Soon it came to pass that each week they'd line us up for air gun shots in the arm and an occasional needle in the butt. The Bicillin shot stiffened some legs though, and some guys had trouble getting out of bed the next day. But it was deemed we were tough enough for the obstacle course. Our company commander led us out there for the experience. He meticulously described the course, "over this, through that, up this, down that, chin up here, push-ups there." It was all so mind boggling. At the end, he paused, looked at us and said, "Well, it's time for dinner. I don't know about you, but let's do that instead."

So off we went to dinner, and that was the last I saw of the course.

Remember the part about “I’d get the A school of my choice if I passed the right tests?

Well, we got tests—all kinds of tests.

I sincerely tried to do my best, but then there was one test that was just hopeless, communications. They'd play a record of dots and dashes, and then we'd mark the answer. The first few were training, so we understood what they wanted us to do. Our answer sheet was A, B, C, D and E columns and numbers down the side for each answer. They cut loose with the record, a brief training dot, dot, dash, and then it would rattle out a bunch of them and we had to choose an answer. I tried really hard on the first five or six, but I saw they advanced one letter to the right for every number down the page. What the heck? I'm not interested in communications, so I just Christmas treed the entire test with that trend. I was done shading in spaces long before the recorded test was over. Days later, the counselor kept trying to talk me into going into communications. I kept saying no.

"But you aced the test!" he said.

I had to tell him I just guessed the code.

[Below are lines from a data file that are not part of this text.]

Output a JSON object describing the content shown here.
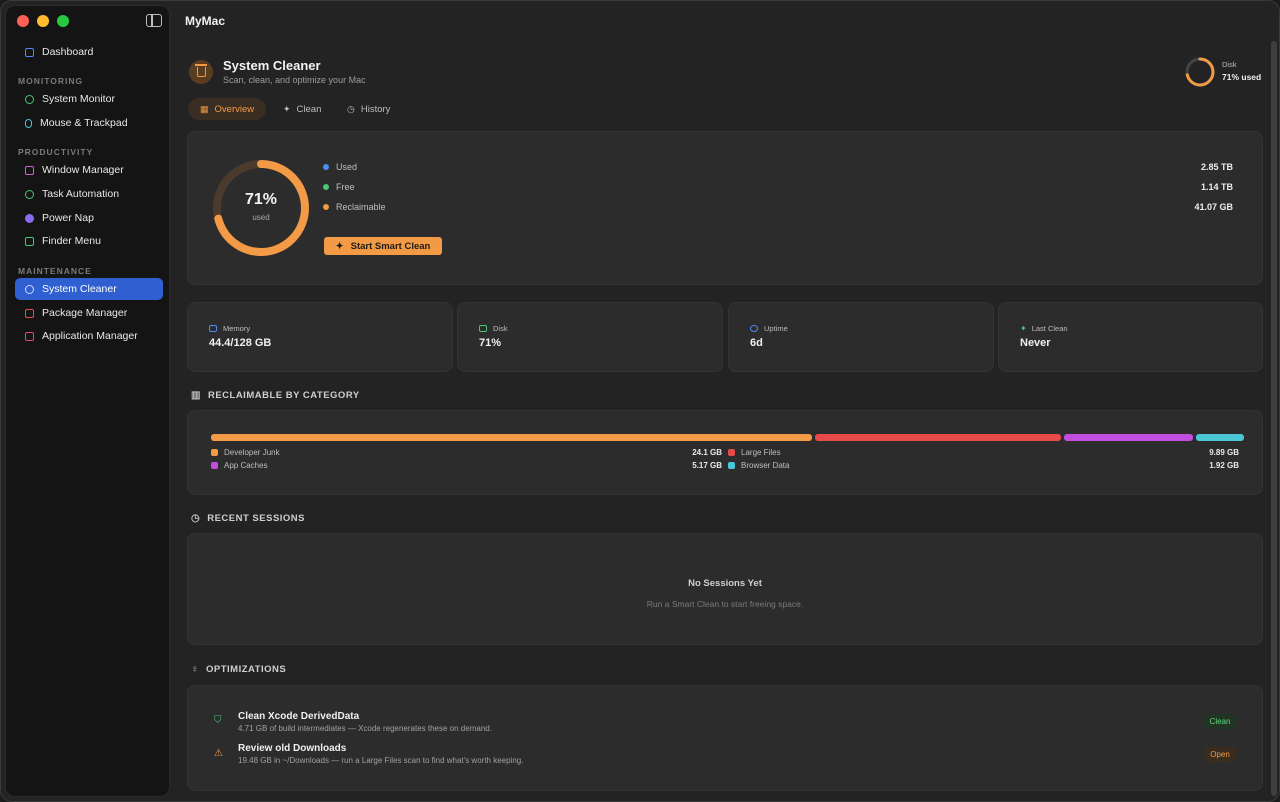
{
  "app_title": "MyMac",
  "sidebar": {
    "top_item": {
      "label": "Dashboard"
    },
    "sections": [
      {
        "title": "MONITORING"
      },
      {
        "title": "PRODUCTIVITY"
      },
      {
        "title": "MAINTENANCE"
      }
    ],
    "items": [
      {
        "label": "System Monitor"
      },
      {
        "label": "Mouse & Trackpad"
      },
      {
        "label": "Window Manager"
      },
      {
        "label": "Task Automation"
      },
      {
        "label": "Power Nap"
      },
      {
        "label": "Finder Menu"
      },
      {
        "label": "System Cleaner"
      },
      {
        "label": "Package Manager"
      },
      {
        "label": "Application Manager"
      }
    ]
  },
  "header": {
    "title": "System Cleaner",
    "subtitle": "Scan, clean, and optimize your Mac",
    "disk_label": "Disk",
    "disk_value": "71% used"
  },
  "tabs": [
    {
      "label": "Overview"
    },
    {
      "label": "Clean"
    },
    {
      "label": "History"
    }
  ],
  "usage": {
    "percent_label": "71%",
    "percent_sub": "used",
    "percent_fraction": 0.71,
    "legend": [
      {
        "label": "Used",
        "value": "2.85 TB",
        "color": "#4a8cf0"
      },
      {
        "label": "Free",
        "value": "1.14 TB",
        "color": "#48c774"
      },
      {
        "label": "Reclaimable",
        "value": "41.07 GB",
        "color": "#f29a45"
      }
    ],
    "button_label": "Start Smart Clean"
  },
  "stats": [
    {
      "label": "Memory",
      "value": "44.4/128 GB"
    },
    {
      "label": "Disk",
      "value": "71%"
    },
    {
      "label": "Uptime",
      "value": "6d"
    },
    {
      "label": "Last Clean",
      "value": "Never"
    }
  ],
  "categories": {
    "title": "RECLAIMABLE BY CATEGORY",
    "items": [
      {
        "label": "Developer Junk",
        "value": "24.1 GB",
        "color": "#f29a45",
        "gb": 24.1
      },
      {
        "label": "Large Files",
        "value": "9.89 GB",
        "color": "#e84a4a",
        "gb": 9.89
      },
      {
        "label": "App Caches",
        "value": "5.17 GB",
        "color": "#c24ee0",
        "gb": 5.17
      },
      {
        "label": "Browser Data",
        "value": "1.92 GB",
        "color": "#4bc6d6",
        "gb": 1.92
      }
    ]
  },
  "sessions": {
    "title": "RECENT SESSIONS",
    "empty_title": "No Sessions Yet",
    "empty_sub": "Run a Smart Clean to start freeing space."
  },
  "optimizations": {
    "title": "OPTIMIZATIONS",
    "items": [
      {
        "title": "Clean Xcode DerivedData",
        "sub": "4.71 GB of build intermediates — Xcode regenerates these on demand.",
        "action": "Clean"
      },
      {
        "title": "Review old Downloads",
        "sub": "19.48 GB in ~/Downloads — run a Large Files scan to find what's worth keeping.",
        "action": "Open"
      }
    ]
  }
}
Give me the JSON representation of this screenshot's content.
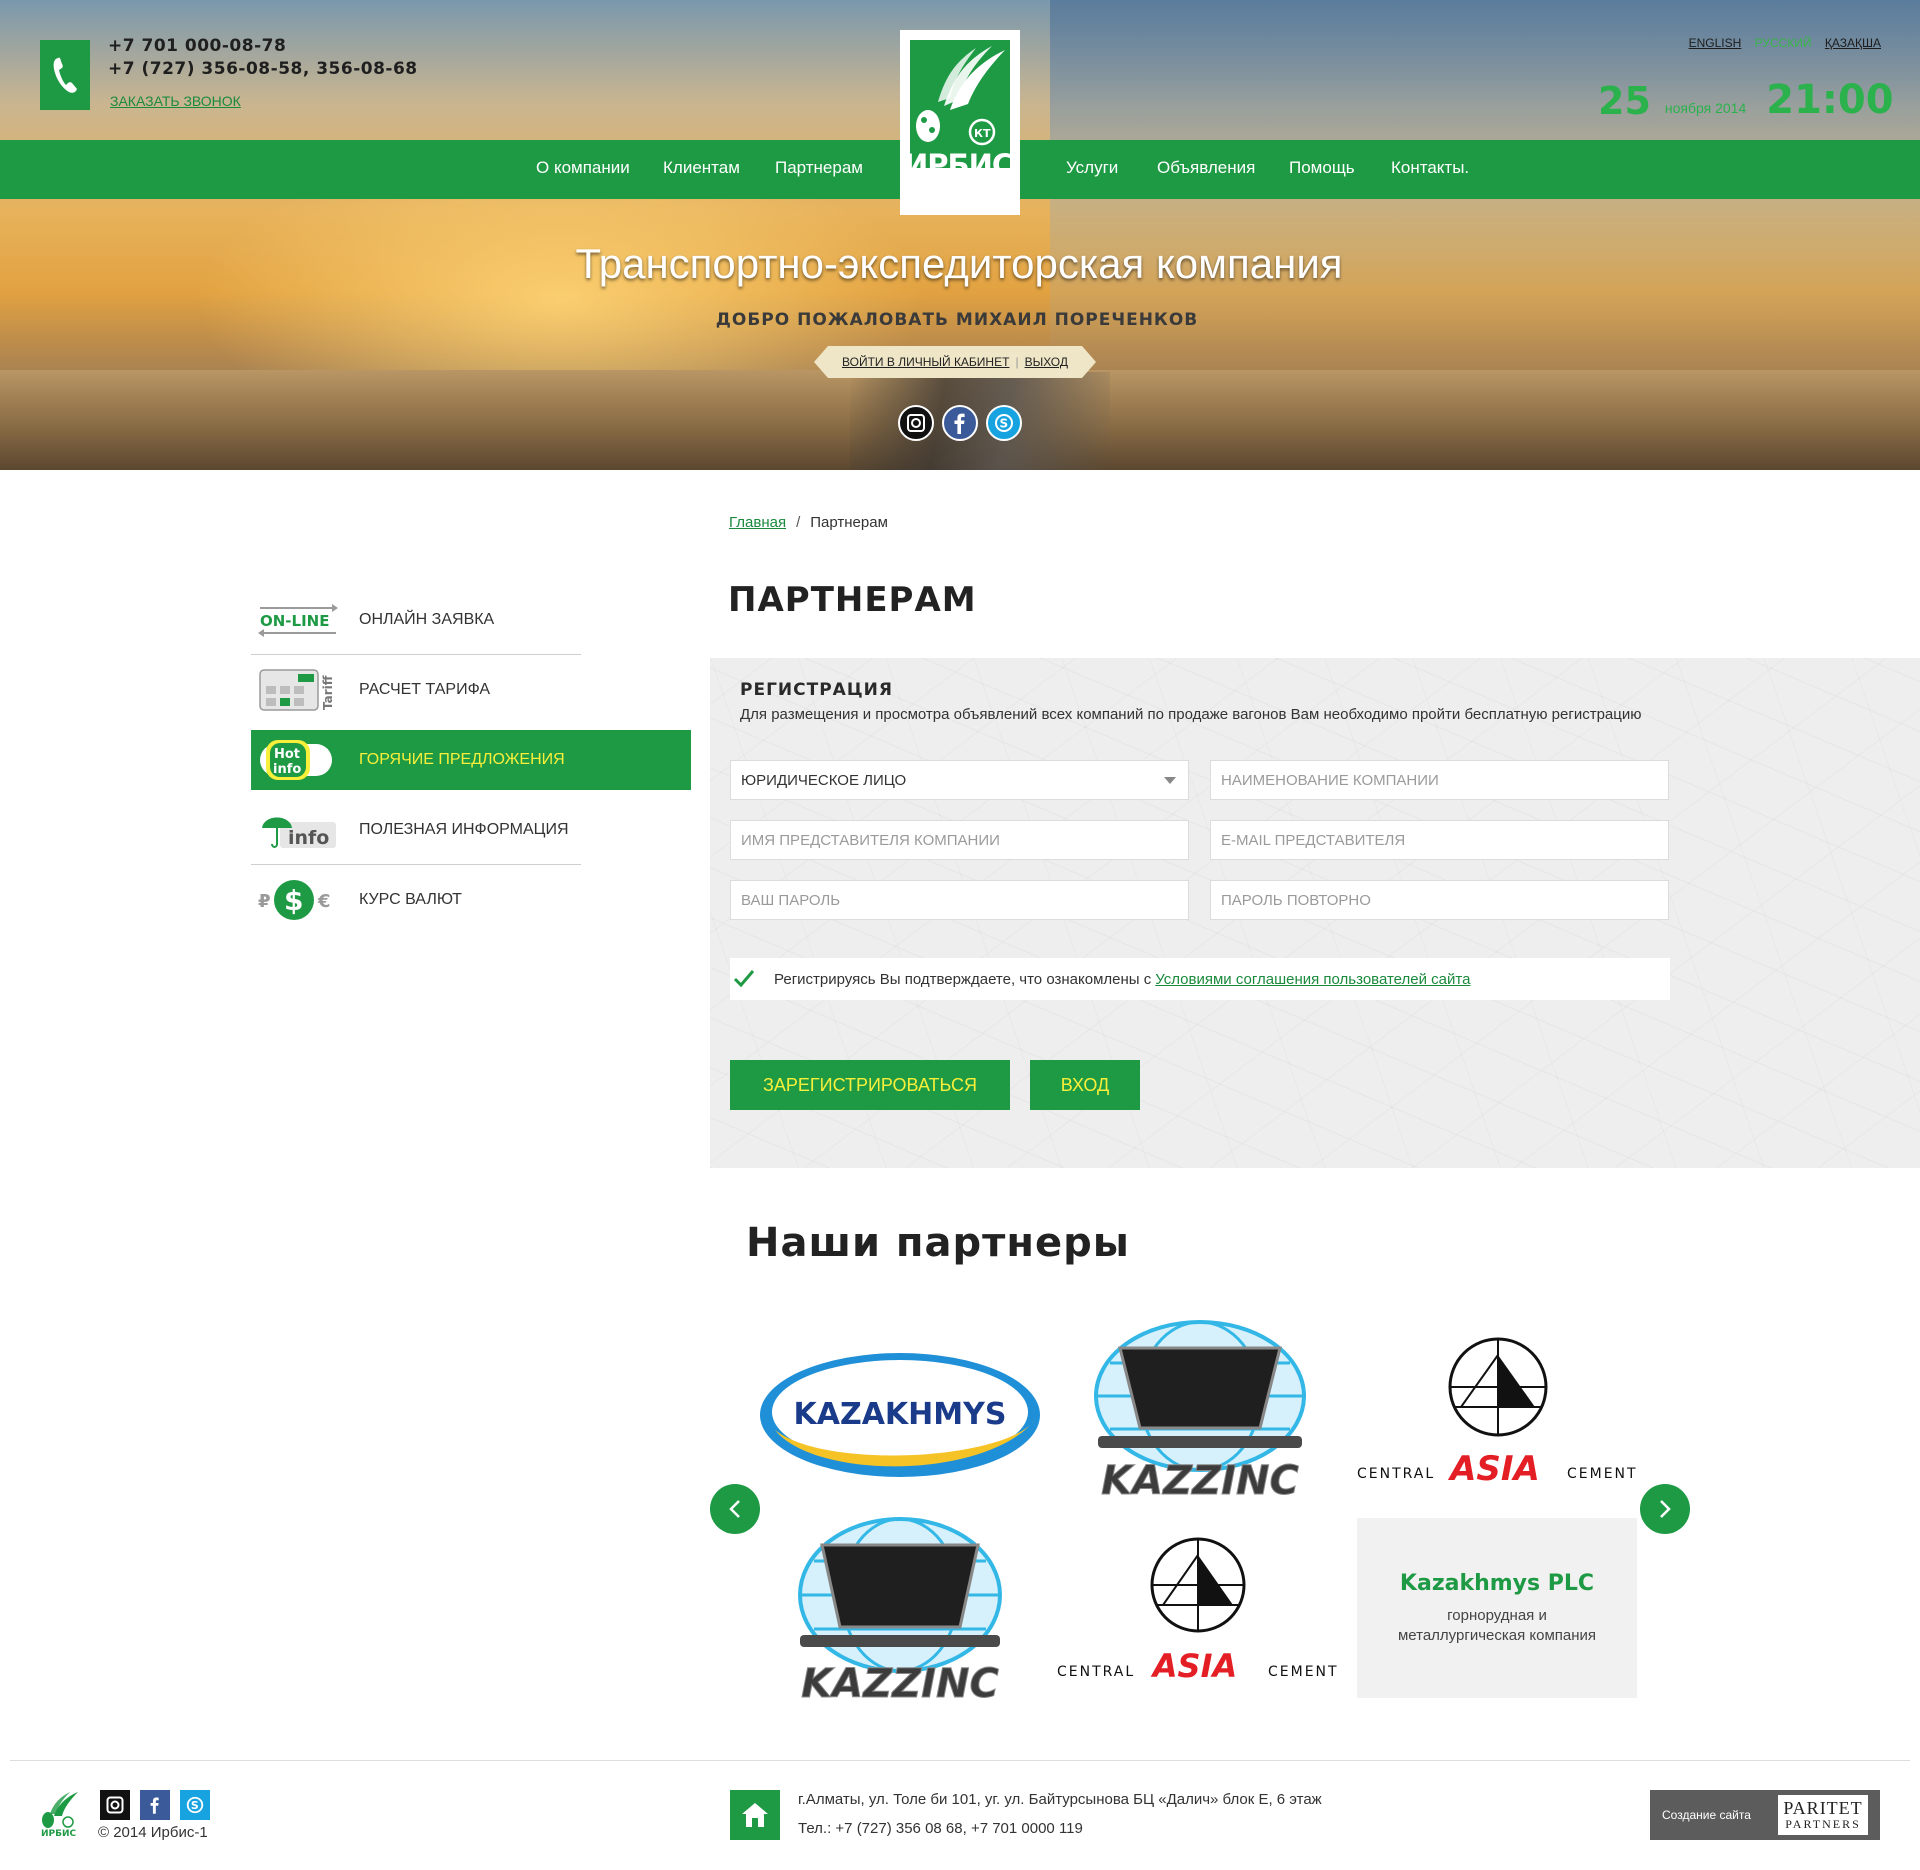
{
  "header": {
    "phones": [
      "+7 701 000-08-78",
      "+7 (727) 356-08-58, 356-08-68"
    ],
    "callback_link": "ЗАКАЗАТЬ ЗВОНОК",
    "languages": [
      {
        "label": "ENGLISH",
        "active": false
      },
      {
        "label": "РУССКИЙ",
        "active": true
      },
      {
        "label": "ҚАЗАҚША",
        "active": false
      }
    ],
    "date": {
      "day": "25",
      "month_year": "ноября 2014",
      "time": "21:00"
    },
    "logo_text": "ИРБИС 1",
    "nav": [
      "О компании",
      "Клиентам",
      "Партнерам",
      "Услуги",
      "Объявления",
      "Помощь",
      "Контакты."
    ]
  },
  "hero": {
    "title": "Транспортно-экспедиторская компания",
    "welcome": "ДОБРО ПОЖАЛОВАТЬ МИХАИЛ ПОРЕЧЕНКОВ",
    "cabinet_link": "ВОЙТИ В ЛИЧНЫЙ КАБИНЕТ",
    "logout_link": "ВЫХОД",
    "social": [
      "instagram-icon",
      "facebook-icon",
      "skype-icon"
    ]
  },
  "breadcrumb": {
    "home": "Главная",
    "separator": "/",
    "current": "Партнерам"
  },
  "page_title": "ПАРТНЕРАМ",
  "sidebar": {
    "items": [
      {
        "label": "ОНЛАЙН ЗАЯВКА",
        "icon": "online-icon",
        "icon_text": "ON-LINE",
        "active": false
      },
      {
        "label": "РАСЧЕТ ТАРИФА",
        "icon": "tariff-calculator-icon",
        "icon_text": "Tariff",
        "active": false
      },
      {
        "label": "ГОРЯЧИЕ ПРЕДЛОЖЕНИЯ",
        "icon": "hot-info-icon",
        "icon_text": "Hot info",
        "active": true
      },
      {
        "label": "ПОЛЕЗНАЯ ИНФОРМАЦИЯ",
        "icon": "umbrella-info-icon",
        "icon_text": "info",
        "active": false
      },
      {
        "label": "КУРС ВАЛЮТ",
        "icon": "currency-icon",
        "icon_text": "₽ $ €",
        "active": false
      }
    ]
  },
  "registration": {
    "title": "РЕГИСТРАЦИЯ",
    "description": "Для размещения и просмотра объявлений всех компаний по продаже вагонов Вам необходимо пройти бесплатную регистрацию",
    "entity_type_value": "ЮРИДИЧЕСКОЕ ЛИЦО",
    "placeholders": {
      "company_name": "НАИМЕНОВАНИЕ КОМПАНИИ",
      "representative_name": "ИМЯ ПРЕДСТАВИТЕЛЯ КОМПАНИИ",
      "representative_email": "E-MAIL ПРЕДСТАВИТЕЛЯ",
      "password": "ВАШ ПАРОЛЬ",
      "password_repeat": "ПАРОЛЬ ПОВТОРНО"
    },
    "agree_text": "Регистрируясь Вы подтверждаете, что ознакомлены с",
    "agree_link": "Условиями соглашения пользователей сайта",
    "agree_checked": true,
    "register_button": "ЗАРЕГИСТРИРОВАТЬСЯ",
    "login_button": "ВХОД"
  },
  "partners": {
    "title": "Наши партнеры",
    "logos": [
      {
        "name": "KAZAKHMYS"
      },
      {
        "name": "KAZZINC"
      },
      {
        "name_left": "CENTRAL",
        "name_mid": "ASIA",
        "name_right": "CEMENT"
      },
      {
        "name": "KAZZINC"
      },
      {
        "name_left": "CENTRAL",
        "name_mid": "ASIA",
        "name_right": "CEMENT"
      }
    ],
    "featured": {
      "name": "Kazakhmys PLC",
      "description": "горнорудная и металлургическая компания"
    }
  },
  "footer": {
    "logo_text": "ИРБИС 1",
    "copyright": "© 2014  Ирбис-1",
    "address": "г.Алматы, ул. Толе би 101, уг. ул. Байтурсынова БЦ «Далич» блок Е, 6 этаж",
    "phones": "Тел.: +7 (727) 356 08 68, +7 701 0000 119",
    "made_by": "Создание сайта",
    "brand_top": "PARITET",
    "brand_bottom": "PARTNERS"
  },
  "colors": {
    "brand_green": "#1e9a45",
    "accent_yellow": "#f7ef3a",
    "link_green": "#1b8a3d"
  }
}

Then there was an important test for me. I wanted to be a photo intelligence man. One of the requisites was you had to see 3-D, or stereo. I was directed to look through a binocular-looking device on short legs, straddling a sheet of paper filled with jumbled letters. As I looked through the lenses I was asked, "What do you see?"

Well, it jumped right out at me. It said: "I can see stereo."

This is right up there with Christmas tree communications.

The Navy is going to be no sweat. They do keep it simple. Much to my chagrin I didn't know how simple. When I got my orders after boot, I was not sent to my A school in Denver. I was sent to Saufley Field, Pensacola, Fla. I was not granted E-3 and I did not get my A school. To add insult to injury, the day I got there I was sent to the galley for four months. I just got thrown in with all the other dots and dashes. It took four months of begging and pleading to get them to send paperwork to Washington to get my situation straight. I finally got my rank, back pay and A school, but that's another whole can of worms. My wife bought me a 1903 Springfield for Christmas this year so I can relive my happy hours with a smile.

I am John Labie, PT 4. I made PT 5, but didn't have enough active time to accept it. I was delayed by paperwork SNAFUs. I finally finished college in geology, became a certified photogrammetrist (remote sensing), the trade I learned in A school and did work in that capacity for the state of Florida for 35 years.

« Previous story
Next story »